══ Data to use ══

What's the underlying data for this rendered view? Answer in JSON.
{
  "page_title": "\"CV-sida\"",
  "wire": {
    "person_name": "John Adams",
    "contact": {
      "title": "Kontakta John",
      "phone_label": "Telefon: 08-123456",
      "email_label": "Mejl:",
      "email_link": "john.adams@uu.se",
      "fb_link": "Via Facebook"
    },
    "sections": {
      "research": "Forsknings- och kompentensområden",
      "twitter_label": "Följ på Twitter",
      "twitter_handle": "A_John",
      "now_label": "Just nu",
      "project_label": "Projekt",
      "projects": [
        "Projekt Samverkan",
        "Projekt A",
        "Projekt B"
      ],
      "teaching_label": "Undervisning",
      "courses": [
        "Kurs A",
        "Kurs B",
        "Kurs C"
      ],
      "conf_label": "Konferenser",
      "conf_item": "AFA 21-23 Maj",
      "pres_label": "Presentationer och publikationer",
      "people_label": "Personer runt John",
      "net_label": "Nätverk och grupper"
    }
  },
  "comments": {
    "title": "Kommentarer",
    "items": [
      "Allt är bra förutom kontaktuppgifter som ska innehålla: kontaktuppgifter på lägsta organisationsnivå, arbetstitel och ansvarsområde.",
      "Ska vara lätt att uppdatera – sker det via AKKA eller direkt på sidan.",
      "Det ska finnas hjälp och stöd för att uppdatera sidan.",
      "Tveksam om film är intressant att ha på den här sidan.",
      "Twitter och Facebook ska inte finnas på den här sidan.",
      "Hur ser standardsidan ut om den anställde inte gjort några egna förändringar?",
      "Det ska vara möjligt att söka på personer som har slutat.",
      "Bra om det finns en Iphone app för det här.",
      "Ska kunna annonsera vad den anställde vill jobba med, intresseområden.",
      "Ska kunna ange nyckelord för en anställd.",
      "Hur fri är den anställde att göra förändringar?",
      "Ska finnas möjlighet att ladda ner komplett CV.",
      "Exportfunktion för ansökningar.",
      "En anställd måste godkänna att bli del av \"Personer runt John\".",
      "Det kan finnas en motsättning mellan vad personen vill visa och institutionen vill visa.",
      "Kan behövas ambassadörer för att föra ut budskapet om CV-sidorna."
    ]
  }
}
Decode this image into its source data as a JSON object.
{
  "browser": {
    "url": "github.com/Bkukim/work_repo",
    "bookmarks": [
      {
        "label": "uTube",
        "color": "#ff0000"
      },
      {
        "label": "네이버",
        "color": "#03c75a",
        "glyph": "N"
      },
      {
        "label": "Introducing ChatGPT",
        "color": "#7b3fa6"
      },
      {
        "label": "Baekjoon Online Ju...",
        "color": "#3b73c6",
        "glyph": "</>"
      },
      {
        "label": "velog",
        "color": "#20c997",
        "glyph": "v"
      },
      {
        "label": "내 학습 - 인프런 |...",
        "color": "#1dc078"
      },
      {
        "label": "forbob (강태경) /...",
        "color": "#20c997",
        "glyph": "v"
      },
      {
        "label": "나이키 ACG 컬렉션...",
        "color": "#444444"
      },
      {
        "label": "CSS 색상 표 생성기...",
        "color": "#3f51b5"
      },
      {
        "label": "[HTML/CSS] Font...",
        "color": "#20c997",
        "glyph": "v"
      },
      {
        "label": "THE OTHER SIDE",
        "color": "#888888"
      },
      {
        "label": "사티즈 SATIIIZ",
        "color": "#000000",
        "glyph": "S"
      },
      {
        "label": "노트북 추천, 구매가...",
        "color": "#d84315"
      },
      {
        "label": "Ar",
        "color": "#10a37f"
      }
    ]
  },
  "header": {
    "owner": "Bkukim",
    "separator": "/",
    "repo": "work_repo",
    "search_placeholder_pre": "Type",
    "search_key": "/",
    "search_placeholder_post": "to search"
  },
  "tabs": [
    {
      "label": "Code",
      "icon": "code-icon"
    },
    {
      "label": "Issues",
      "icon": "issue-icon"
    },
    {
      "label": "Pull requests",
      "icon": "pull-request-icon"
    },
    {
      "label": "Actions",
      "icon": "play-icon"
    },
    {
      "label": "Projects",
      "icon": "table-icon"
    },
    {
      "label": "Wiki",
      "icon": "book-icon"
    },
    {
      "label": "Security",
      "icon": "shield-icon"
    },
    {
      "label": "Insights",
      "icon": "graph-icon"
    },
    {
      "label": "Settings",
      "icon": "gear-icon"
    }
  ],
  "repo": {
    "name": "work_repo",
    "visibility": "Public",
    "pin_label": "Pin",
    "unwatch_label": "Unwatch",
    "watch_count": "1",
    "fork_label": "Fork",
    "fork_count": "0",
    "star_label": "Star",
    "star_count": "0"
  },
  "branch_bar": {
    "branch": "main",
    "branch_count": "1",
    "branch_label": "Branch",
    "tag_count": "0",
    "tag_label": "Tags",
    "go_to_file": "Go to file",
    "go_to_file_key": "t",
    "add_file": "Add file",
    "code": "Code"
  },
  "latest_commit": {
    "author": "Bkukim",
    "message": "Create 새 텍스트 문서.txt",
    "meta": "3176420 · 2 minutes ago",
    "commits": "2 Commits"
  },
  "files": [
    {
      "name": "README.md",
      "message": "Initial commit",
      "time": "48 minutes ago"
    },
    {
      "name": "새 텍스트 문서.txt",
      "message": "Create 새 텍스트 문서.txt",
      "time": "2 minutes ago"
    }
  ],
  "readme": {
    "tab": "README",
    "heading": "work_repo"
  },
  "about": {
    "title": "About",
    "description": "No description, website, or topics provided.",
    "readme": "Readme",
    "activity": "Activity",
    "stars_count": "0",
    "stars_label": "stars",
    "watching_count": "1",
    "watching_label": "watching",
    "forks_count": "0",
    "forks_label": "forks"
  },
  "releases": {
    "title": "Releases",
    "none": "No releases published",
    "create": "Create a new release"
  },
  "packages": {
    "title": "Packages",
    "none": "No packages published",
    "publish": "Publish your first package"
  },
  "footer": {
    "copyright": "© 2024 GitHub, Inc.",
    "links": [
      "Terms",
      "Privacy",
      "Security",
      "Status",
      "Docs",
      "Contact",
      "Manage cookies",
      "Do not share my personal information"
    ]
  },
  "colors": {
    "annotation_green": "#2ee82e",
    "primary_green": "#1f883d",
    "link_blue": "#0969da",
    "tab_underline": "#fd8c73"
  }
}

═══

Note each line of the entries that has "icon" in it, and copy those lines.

      "icon": "code-icon"
      "icon": "issue-icon"
      "icon": "pull-request-icon"
      "icon": "play-icon"
      "icon": "table-icon"
      "icon": "book-icon"
      "icon": "shield-icon"
      "icon": "graph-icon"
      "icon": "gear-icon"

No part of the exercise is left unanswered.